Only an exact repetition of every entry counts as the answer.

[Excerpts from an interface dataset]
^^^^
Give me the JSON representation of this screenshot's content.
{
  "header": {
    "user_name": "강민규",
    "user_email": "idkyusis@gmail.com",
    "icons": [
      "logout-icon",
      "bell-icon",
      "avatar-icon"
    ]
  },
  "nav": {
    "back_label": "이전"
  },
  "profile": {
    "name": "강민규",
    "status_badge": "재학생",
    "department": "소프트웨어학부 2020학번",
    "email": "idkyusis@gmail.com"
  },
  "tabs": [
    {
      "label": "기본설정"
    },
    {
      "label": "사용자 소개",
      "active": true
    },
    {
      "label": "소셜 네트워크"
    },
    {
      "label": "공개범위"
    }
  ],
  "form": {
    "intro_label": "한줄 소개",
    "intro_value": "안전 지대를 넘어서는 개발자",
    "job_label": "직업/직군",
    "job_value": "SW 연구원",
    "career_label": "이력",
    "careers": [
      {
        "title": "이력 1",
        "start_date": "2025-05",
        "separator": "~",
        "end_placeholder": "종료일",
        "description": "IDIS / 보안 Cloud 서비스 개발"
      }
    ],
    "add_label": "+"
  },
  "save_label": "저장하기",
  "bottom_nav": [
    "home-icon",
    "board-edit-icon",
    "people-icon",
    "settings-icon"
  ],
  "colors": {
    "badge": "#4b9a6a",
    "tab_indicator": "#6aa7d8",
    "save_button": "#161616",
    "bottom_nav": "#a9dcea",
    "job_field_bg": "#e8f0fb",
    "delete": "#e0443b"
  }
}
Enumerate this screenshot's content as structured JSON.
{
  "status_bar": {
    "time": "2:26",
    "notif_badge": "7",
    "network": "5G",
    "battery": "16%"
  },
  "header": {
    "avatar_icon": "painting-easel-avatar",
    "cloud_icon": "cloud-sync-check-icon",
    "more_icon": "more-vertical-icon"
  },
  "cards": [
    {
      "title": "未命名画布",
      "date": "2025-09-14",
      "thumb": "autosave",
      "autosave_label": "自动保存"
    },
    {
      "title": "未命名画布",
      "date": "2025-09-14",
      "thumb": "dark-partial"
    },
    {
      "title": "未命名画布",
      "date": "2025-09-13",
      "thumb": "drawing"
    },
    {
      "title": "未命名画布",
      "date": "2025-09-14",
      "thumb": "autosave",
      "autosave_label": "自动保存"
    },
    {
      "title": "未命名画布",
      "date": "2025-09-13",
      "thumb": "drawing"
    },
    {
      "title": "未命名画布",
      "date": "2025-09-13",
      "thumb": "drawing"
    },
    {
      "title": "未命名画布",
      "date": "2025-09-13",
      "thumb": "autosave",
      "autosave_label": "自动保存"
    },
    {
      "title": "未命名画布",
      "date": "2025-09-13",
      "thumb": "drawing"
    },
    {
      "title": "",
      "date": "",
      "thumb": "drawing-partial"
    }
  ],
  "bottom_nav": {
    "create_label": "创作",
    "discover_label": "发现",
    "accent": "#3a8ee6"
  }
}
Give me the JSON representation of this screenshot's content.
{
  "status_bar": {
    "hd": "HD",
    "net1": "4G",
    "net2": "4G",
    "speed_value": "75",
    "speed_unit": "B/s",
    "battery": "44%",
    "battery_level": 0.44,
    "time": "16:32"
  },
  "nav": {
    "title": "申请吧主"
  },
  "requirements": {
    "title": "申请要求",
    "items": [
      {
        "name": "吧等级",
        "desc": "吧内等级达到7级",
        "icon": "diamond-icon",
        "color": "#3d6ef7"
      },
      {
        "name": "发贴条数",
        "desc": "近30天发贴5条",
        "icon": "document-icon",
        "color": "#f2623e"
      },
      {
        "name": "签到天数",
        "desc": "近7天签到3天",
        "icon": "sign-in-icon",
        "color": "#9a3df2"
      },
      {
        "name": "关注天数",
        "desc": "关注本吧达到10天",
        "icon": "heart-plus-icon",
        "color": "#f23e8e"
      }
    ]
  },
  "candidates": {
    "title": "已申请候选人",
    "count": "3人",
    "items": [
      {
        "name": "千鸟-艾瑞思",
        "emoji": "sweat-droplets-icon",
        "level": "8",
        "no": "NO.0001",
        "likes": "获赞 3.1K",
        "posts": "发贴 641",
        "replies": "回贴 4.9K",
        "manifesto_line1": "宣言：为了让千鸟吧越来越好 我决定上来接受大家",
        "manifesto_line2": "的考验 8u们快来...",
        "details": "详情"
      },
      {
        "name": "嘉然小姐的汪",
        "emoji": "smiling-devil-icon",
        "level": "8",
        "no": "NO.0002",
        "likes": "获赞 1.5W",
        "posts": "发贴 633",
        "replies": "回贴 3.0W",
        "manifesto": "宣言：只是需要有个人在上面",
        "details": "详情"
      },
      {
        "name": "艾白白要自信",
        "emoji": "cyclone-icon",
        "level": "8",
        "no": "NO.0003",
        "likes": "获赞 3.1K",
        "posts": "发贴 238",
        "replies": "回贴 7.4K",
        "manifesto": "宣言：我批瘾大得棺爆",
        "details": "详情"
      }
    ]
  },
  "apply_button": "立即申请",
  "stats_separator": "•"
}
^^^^
## THE COMPLETED TASK:
Give me the JSON representation of this screenshot's content.
{
  "header": {
    "user_name": "강민규",
    "user_email": "idkyusis@gmail.com",
    "icons": [
      "logout-icon",
      "bell-icon",
      "avatar-icon"
    ]
  },
  "nav": {
    "back_label": "이전"
  },
  "profile": {
    "name": "강민규",
    "status_badge": "재학생",
    "department": "소프트웨어학부 2020학번",
    "email": "idkyusis@gmail.com"
  },
  "tabs": [
    {
      "label": "기본설정"
    },
    {
      "label": "사용자 소개",
      "active": true
    },
    {
      "label": "소셜 네트워크"
    },
    {
      "label": "공개범위"
    }
  ],
  "form": {
    "intro_label": "한줄 소개",
    "intro_value": "안전 지대를 넘어서는 개발자",
    "job_label": "직업/직군",
    "job_value": "SW 연구원",
    "career_label": "이력",
    "careers": [
      {
        "title": "이력 1",
        "start_date": "2025-05",
        "separator": "~",
        "end_placeholder": "종료일",
        "description": "IDIS / 보안 Cloud 서비스 개발"
      }
    ],
    "add_label": "+"
  },
  "save_label": "저장하기",
  "bottom_nav": [
    "home-icon",
    "board-edit-icon",
    "people-icon",
    "settings-icon"
  ],
  "colors": {
    "badge": "#4b9a6a",
    "tab_indicator": "#6aa7d8",
    "save_button": "#161616",
    "bottom_nav": "#a9dcea",
    "job_field_bg": "#e8f0fb",
    "delete": "#e0443b"
  }
}
Enumerate this screenshot's content as structured JSON.
{
  "status_bar": {
    "time": "2:26",
    "notif_badge": "7",
    "network": "5G",
    "battery": "16%"
  },
  "header": {
    "avatar_icon": "painting-easel-avatar",
    "cloud_icon": "cloud-sync-check-icon",
    "more_icon": "more-vertical-icon"
  },
  "cards": [
    {
      "title": "未命名画布",
      "date": "2025-09-14",
      "thumb": "autosave",
      "autosave_label": "自动保存"
    },
    {
      "title": "未命名画布",
      "date": "2025-09-14",
      "thumb": "dark-partial"
    },
    {
      "title": "未命名画布",
      "date": "2025-09-13",
      "thumb": "drawing"
    },
    {
      "title": "未命名画布",
      "date": "2025-09-14",
      "thumb": "autosave",
      "autosave_label": "自动保存"
    },
    {
      "title": "未命名画布",
      "date": "2025-09-13",
      "thumb": "drawing"
    },
    {
      "title": "未命名画布",
      "date": "2025-09-13",
      "thumb": "drawing"
    },
    {
      "title": "未命名画布",
      "date": "2025-09-13",
      "thumb": "autosave",
      "autosave_label": "自动保存"
    },
    {
      "title": "未命名画布",
      "date": "2025-09-13",
      "thumb": "drawing"
    },
    {
      "title": "",
      "date": "",
      "thumb": "drawing-partial"
    }
  ],
  "bottom_nav": {
    "create_label": "创作",
    "discover_label": "发现",
    "accent": "#3a8ee6"
  }
}
Give me the JSON representation of this screenshot's content.
{
  "status_bar": {
    "hd": "HD",
    "net1": "4G",
    "net2": "4G",
    "speed_value": "75",
    "speed_unit": "B/s",
    "battery": "44%",
    "battery_level": 0.44,
    "time": "16:32"
  },
  "nav": {
    "title": "申请吧主"
  },
  "requirements": {
    "title": "申请要求",
    "items": [
      {
        "name": "吧等级",
        "desc": "吧内等级达到7级",
        "icon": "diamond-icon",
        "color": "#3d6ef7"
      },
      {
        "name": "发贴条数",
        "desc": "近30天发贴5条",
        "icon": "document-icon",
        "color": "#f2623e"
      },
      {
        "name": "签到天数",
        "desc": "近7天签到3天",
        "icon": "sign-in-icon",
        "color": "#9a3df2"
      },
      {
        "name": "关注天数",
        "desc": "关注本吧达到10天",
        "icon": "heart-plus-icon",
        "color": "#f23e8e"
      }
    ]
  },
  "candidates": {
    "title": "已申请候选人",
    "count": "3人",
    "items": [
      {
        "name": "千鸟-艾瑞思",
        "emoji": "sweat-droplets-icon",
        "level": "8",
        "no": "NO.0001",
        "likes": "获赞 3.1K",
        "posts": "发贴 641",
        "replies": "回贴 4.9K",
        "manifesto_line1": "宣言：为了让千鸟吧越来越好 我决定上来接受大家",
        "manifesto_line2": "的考验 8u们快来...",
        "details": "详情"
      },
      {
        "name": "嘉然小姐的汪",
        "emoji": "smiling-devil-icon",
        "level": "8",
        "no": "NO.0002",
        "likes": "获赞 1.5W",
        "posts": "发贴 633",
        "replies": "回贴 3.0W",
        "manifesto": "宣言：只是需要有个人在上面",
        "details": "详情"
      },
      {
        "name": "艾白白要自信",
        "emoji": "cyclone-icon",
        "level": "8",
        "no": "NO.0003",
        "likes": "获赞 3.1K",
        "posts": "发贴 238",
        "replies": "回贴 7.4K",
        "manifesto": "宣言：我批瘾大得棺爆",
        "details": "详情"
      }
    ]
  },
  "apply_button": "立即申请",
  "stats_separator": "•"
}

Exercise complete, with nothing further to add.